Adjustments: as most of my recipes this recipe makes about 8 to 9 small to medium size meringues; but at the same time a small amount of meringue can do a lot. It’s much easier to look at the amount and think it wouldn’t be enough, but unless you’re making Eaton Mess then this amount should be fine for whatever additional ingredients you have planned for it.
All in the entire process takes around 90 minutes, and 60 minutes of that is cooking time, the actually elbow grease is maybe 15 to 20 minutes and you want an additional 10 minutes chill out time to help ensure everything sets up together. You also want to lightly, and I mean very lightly, grease your parchment paper and your cookie/ice cream scooper or spoon if you’re using one, this meringue is incredibly sticky and it ensures that you make a minimal mess and have the prettiest meringues ever!
Helpful Hints & Suggestions: the main helpful hint and suggestion I can give you is to make sure you whip the meringue until its thick! For major thickness you want to have your hand mixer on the constant move, this incorporates extra air into the meringue making it fluffier and creates extra volume, thick of a Brazilian blow out!
Another helpful hint I want to give you is letting you know that a candy thermometer isn’t necessary for learning when the egg whites and sugar mixture should be taken off the stove; you can tell by two things.
- The sugar will be completely dissolved.
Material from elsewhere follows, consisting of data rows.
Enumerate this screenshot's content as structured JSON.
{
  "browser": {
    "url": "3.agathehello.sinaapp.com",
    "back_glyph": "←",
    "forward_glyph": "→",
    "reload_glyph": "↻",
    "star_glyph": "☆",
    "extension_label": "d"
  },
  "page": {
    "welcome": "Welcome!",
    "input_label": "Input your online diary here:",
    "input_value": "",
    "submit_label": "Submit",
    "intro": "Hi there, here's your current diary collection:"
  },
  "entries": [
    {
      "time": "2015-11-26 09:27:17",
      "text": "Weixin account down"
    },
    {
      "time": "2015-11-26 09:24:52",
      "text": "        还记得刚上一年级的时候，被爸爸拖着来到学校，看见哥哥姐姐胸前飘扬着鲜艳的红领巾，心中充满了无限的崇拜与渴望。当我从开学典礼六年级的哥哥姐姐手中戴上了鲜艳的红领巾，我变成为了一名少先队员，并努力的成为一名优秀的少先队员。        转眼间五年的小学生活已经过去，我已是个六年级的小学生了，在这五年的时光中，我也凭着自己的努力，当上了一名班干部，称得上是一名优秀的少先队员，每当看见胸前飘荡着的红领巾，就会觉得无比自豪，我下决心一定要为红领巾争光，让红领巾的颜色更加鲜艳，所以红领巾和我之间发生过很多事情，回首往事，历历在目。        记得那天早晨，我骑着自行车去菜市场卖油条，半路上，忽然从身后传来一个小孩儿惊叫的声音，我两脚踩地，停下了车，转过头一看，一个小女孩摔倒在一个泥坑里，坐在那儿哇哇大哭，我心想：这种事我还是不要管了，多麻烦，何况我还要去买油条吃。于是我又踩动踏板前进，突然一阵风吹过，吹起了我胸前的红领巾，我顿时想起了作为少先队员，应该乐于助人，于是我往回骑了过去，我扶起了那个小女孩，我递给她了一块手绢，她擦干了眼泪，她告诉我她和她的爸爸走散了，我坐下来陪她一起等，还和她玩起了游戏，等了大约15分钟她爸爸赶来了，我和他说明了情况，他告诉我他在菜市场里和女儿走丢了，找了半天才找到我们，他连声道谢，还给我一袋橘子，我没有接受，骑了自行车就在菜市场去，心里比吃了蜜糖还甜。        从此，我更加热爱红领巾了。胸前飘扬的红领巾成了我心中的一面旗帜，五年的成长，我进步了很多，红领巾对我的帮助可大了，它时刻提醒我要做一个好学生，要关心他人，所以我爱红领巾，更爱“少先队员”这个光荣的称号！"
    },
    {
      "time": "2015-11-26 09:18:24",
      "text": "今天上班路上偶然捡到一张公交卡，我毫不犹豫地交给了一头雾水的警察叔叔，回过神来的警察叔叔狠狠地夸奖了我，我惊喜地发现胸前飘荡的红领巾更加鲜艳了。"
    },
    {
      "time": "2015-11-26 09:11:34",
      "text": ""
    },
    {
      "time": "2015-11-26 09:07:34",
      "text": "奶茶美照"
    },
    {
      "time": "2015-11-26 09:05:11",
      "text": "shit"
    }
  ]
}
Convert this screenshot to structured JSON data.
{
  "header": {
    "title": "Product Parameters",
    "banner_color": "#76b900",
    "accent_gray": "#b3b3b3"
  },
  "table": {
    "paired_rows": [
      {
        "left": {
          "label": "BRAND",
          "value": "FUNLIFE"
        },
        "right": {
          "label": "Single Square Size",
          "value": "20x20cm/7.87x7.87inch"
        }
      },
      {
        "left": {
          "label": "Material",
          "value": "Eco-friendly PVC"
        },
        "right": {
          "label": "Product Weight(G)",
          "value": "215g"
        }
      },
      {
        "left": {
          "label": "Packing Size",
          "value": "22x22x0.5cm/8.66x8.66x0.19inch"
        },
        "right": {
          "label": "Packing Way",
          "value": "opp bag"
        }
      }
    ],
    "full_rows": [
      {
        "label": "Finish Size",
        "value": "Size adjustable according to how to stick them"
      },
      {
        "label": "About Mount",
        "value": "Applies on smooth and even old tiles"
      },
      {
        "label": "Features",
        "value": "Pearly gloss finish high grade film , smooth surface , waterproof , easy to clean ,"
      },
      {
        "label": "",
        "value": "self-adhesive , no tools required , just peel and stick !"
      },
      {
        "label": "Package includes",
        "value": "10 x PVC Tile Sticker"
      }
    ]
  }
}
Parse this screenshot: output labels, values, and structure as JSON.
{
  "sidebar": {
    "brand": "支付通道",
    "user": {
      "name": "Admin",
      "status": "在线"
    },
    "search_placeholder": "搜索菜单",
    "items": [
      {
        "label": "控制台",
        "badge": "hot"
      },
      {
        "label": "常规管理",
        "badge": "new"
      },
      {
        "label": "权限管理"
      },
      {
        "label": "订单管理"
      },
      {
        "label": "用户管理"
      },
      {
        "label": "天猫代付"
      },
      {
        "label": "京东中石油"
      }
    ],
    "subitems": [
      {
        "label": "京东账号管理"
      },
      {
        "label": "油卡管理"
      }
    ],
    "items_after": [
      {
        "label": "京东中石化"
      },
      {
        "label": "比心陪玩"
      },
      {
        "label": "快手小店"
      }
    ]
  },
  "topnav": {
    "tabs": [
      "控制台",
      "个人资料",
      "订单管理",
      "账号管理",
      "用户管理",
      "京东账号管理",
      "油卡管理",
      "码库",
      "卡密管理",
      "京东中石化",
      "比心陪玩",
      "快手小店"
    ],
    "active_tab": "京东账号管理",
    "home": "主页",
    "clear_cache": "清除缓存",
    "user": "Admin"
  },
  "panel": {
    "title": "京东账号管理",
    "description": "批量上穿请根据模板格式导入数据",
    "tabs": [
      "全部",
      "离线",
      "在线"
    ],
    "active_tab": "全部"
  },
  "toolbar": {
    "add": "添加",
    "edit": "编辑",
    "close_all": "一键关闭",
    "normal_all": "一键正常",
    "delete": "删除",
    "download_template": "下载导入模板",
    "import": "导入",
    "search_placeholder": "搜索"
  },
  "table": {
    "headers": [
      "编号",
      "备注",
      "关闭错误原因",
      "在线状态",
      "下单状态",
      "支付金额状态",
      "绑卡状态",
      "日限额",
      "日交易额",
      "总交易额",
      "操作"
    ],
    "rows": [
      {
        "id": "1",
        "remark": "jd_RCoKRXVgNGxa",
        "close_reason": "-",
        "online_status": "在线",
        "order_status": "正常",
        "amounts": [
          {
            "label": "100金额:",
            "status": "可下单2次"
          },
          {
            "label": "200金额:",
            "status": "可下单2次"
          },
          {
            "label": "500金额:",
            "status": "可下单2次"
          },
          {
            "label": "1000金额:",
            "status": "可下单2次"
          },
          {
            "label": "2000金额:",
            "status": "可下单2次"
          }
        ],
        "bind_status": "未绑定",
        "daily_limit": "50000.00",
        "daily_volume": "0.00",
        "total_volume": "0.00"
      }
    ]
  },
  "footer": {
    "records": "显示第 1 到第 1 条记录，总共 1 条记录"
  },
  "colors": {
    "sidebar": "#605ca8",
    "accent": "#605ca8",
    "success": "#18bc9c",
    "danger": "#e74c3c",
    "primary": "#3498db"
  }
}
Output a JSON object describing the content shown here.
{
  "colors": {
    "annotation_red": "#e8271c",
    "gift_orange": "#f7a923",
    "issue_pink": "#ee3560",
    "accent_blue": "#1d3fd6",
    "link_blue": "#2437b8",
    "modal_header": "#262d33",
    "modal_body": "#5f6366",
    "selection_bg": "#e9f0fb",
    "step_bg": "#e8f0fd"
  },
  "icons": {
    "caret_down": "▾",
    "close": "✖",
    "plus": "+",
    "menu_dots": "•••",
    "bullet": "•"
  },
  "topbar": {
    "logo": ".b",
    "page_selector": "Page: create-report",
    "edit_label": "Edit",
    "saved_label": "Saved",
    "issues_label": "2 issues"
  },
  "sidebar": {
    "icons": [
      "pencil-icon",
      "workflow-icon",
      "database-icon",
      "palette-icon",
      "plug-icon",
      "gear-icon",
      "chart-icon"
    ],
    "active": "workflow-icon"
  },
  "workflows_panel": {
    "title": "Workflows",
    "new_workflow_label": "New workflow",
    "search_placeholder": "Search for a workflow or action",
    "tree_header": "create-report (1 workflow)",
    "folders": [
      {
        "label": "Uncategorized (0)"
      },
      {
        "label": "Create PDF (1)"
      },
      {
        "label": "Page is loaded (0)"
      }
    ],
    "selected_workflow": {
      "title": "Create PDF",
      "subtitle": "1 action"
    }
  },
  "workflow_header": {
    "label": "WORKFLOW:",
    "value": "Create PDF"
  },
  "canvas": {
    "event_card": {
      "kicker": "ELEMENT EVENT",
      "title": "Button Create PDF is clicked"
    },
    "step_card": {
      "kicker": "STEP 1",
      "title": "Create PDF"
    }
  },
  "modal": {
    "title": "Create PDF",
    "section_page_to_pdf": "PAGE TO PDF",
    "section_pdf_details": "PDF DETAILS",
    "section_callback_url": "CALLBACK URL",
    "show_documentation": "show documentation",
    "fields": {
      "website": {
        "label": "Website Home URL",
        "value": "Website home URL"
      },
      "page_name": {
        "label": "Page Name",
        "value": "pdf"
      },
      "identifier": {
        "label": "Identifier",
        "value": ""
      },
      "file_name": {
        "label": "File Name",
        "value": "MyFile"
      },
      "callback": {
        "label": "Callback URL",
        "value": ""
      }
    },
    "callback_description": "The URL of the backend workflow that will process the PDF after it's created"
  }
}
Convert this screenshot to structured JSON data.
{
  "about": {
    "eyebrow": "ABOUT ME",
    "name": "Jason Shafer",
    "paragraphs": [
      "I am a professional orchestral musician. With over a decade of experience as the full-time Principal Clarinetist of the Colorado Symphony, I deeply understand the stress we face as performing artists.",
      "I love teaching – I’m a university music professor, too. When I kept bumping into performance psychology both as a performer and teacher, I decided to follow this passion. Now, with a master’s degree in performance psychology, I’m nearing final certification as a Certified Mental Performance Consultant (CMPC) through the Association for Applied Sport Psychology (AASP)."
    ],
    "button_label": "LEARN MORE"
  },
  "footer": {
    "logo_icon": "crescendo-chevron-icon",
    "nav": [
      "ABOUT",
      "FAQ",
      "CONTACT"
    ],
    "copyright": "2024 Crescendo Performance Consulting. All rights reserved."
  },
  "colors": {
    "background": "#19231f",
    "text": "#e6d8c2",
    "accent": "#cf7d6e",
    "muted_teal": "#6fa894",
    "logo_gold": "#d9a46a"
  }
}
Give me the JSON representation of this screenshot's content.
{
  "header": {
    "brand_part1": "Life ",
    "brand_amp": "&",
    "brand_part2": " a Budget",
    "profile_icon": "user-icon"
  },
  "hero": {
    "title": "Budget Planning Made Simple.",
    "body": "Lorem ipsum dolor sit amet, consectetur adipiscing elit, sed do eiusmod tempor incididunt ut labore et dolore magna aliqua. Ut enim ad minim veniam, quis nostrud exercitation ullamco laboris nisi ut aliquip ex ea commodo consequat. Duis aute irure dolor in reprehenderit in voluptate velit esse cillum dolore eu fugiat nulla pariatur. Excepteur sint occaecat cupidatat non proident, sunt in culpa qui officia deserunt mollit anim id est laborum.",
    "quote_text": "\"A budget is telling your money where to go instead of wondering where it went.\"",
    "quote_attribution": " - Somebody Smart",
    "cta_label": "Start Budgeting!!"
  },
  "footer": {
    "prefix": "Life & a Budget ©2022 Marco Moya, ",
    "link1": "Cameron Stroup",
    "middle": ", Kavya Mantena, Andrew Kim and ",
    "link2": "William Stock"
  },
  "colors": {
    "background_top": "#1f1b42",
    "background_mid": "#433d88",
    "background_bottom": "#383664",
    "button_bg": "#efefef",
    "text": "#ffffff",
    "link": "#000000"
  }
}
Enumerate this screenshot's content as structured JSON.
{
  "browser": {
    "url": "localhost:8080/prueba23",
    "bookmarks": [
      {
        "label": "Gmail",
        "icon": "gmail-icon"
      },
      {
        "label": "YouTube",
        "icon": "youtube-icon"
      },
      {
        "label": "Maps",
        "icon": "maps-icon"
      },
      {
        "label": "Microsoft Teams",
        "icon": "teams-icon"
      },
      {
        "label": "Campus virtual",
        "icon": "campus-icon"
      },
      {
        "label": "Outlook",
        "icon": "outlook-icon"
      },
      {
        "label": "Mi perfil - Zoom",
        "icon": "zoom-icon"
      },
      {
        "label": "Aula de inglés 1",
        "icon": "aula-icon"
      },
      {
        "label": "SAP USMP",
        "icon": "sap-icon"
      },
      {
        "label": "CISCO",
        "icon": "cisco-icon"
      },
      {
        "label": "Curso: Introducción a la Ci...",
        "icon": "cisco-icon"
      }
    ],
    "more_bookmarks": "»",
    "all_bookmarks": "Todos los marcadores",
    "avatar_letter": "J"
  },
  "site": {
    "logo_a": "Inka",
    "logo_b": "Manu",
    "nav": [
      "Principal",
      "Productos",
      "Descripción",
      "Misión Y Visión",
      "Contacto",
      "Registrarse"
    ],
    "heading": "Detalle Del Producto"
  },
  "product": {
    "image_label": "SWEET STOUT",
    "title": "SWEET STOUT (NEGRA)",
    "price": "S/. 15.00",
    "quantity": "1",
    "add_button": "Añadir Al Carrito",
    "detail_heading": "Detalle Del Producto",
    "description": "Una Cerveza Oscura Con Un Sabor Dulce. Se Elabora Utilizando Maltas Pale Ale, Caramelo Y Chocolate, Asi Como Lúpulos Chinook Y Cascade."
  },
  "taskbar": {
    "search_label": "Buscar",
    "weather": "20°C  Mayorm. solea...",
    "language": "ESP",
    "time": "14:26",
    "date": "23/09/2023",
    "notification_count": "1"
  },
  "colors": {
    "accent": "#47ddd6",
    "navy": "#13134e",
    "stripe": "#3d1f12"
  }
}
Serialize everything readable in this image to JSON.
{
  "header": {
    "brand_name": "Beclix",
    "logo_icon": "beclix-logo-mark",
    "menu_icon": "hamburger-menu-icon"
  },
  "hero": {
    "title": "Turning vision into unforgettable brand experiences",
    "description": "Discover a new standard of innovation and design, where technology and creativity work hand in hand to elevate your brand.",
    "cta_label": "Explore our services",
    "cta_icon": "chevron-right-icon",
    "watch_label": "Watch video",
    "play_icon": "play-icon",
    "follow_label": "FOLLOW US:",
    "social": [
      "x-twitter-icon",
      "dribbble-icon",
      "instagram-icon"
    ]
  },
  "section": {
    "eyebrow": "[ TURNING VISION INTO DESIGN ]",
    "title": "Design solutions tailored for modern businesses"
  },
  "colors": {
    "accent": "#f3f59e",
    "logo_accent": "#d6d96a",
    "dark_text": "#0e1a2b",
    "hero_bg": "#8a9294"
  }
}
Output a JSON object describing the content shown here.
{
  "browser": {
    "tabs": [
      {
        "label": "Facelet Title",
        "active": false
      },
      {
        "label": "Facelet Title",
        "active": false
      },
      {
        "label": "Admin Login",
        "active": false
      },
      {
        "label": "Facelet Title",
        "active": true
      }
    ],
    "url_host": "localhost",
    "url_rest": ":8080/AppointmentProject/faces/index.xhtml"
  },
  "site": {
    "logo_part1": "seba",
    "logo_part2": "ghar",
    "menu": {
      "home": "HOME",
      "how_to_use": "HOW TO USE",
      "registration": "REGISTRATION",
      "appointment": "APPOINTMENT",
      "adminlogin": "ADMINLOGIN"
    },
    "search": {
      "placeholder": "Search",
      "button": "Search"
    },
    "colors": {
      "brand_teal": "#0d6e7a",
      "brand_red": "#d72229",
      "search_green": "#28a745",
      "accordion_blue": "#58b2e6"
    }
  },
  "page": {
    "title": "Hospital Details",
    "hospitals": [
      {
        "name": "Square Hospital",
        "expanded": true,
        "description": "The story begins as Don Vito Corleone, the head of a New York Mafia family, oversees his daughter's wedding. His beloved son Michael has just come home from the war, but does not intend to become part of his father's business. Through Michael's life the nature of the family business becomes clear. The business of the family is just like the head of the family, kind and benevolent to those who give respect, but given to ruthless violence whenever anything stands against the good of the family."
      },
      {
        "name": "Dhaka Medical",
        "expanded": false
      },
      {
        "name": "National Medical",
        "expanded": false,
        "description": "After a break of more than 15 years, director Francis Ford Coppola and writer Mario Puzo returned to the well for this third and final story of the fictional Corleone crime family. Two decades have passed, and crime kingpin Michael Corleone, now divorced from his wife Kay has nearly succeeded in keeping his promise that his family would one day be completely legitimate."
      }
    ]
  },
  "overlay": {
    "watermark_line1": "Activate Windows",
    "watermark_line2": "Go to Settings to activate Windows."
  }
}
Rub your fingers in the mixture, don’t worry you won’t burn yourself, and if you still feel grains then the mixture isn’t ready, if you don’t then the mixture is ready to be taken off the stove.
- The mixture will be looser but thicker at the same time. You won’t feel the pull of the sugar but you will feel the attachment of the melted sugar and egg whites; on top of that the mixture will also be a bit foamy since you’re constantly whipping it. You can also tell by the sides of the bowl as the sugar grains there will have basically disappeared.
I actually made this as a birthday treat for my roommate’s older sister, she loves macarons and meringues so I figured it’d be a good gift. I much prefer making gifts that buying them, and people seem to appreciate it as well.
Ta-Ta-For-Now: that’s all for now folks. I really like this recipe as a multiple recipe option throughout the day. The possibilities are endless and the combinations are flavorful. If you can think of any other fun stuff to create with this recipe, which is plenty fine by itself as well, give it a try. Nothing beats a failure but a try.